• Exercise brief:
Line by line, copy the records below exactly and leave the pictures out.
****************************************
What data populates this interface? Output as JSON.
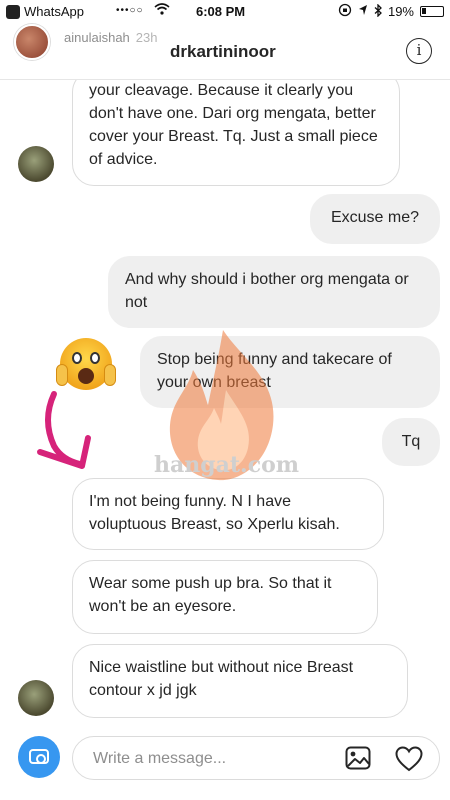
{
  "status_bar": {
    "back_app": "WhatsApp",
    "signal": "•••○○",
    "time": "6:08 PM",
    "battery": "19%"
  },
  "header": {
    "story_user": "ainulaishah",
    "story_age": "23h",
    "title": "drkartininoor",
    "info_label": "i"
  },
  "messages": [
    {
      "dir": "in",
      "text": "your cleavage. Because it clearly you don't have one. Dari org mengata, better cover your Breast. Tq. Just a small piece of advice."
    },
    {
      "dir": "out",
      "text": "Excuse me?"
    },
    {
      "dir": "out",
      "text": "And why should i bother org mengata or not"
    },
    {
      "dir": "out",
      "text": "Stop being funny and takecare of your own breast"
    },
    {
      "dir": "out",
      "text": "Tq"
    },
    {
      "dir": "in",
      "text": "I'm not being funny. N I have voluptuous Breast, so Xperlu kisah."
    },
    {
      "dir": "in",
      "text": "Wear some push up bra. So that it won't be an eyesore."
    },
    {
      "dir": "in",
      "text": "Nice waistline but without nice Breast contour x jd jgk"
    }
  ],
  "watermark": "hangat.com",
  "composer": {
    "placeholder": "Write a message..."
  },
  "colors": {
    "accent": "#3797f0",
    "arrow": "#d6237a",
    "watermark_flame": "#f07a3a"
  }
}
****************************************
• Output for this task:
What data populates this interface? Output as JSON.
{
  "status_bar": {
    "back_app": "WhatsApp",
    "signal": "•••○○",
    "time": "6:08 PM",
    "battery": "19%"
  },
  "header": {
    "story_user": "ainulaishah",
    "story_age": "23h",
    "title": "drkartininoor",
    "info_label": "i"
  },
  "messages": [
    {
      "dir": "in",
      "text": "your cleavage. Because it clearly you don't have one. Dari org mengata, better cover your Breast. Tq. Just a small piece of advice."
    },
    {
      "dir": "out",
      "text": "Excuse me?"
    },
    {
      "dir": "out",
      "text": "And why should i bother org mengata or not"
    },
    {
      "dir": "out",
      "text": "Stop being funny and takecare of your own breast"
    },
    {
      "dir": "out",
      "text": "Tq"
    },
    {
      "dir": "in",
      "text": "I'm not being funny. N I have voluptuous Breast, so Xperlu kisah."
    },
    {
      "dir": "in",
      "text": "Wear some push up bra. So that it won't be an eyesore."
    },
    {
      "dir": "in",
      "text": "Nice waistline but without nice Breast contour x jd jgk"
    }
  ],
  "watermark": "hangat.com",
  "composer": {
    "placeholder": "Write a message..."
  },
  "colors": {
    "accent": "#3797f0",
    "arrow": "#d6237a",
    "watermark_flame": "#f07a3a"
  }
}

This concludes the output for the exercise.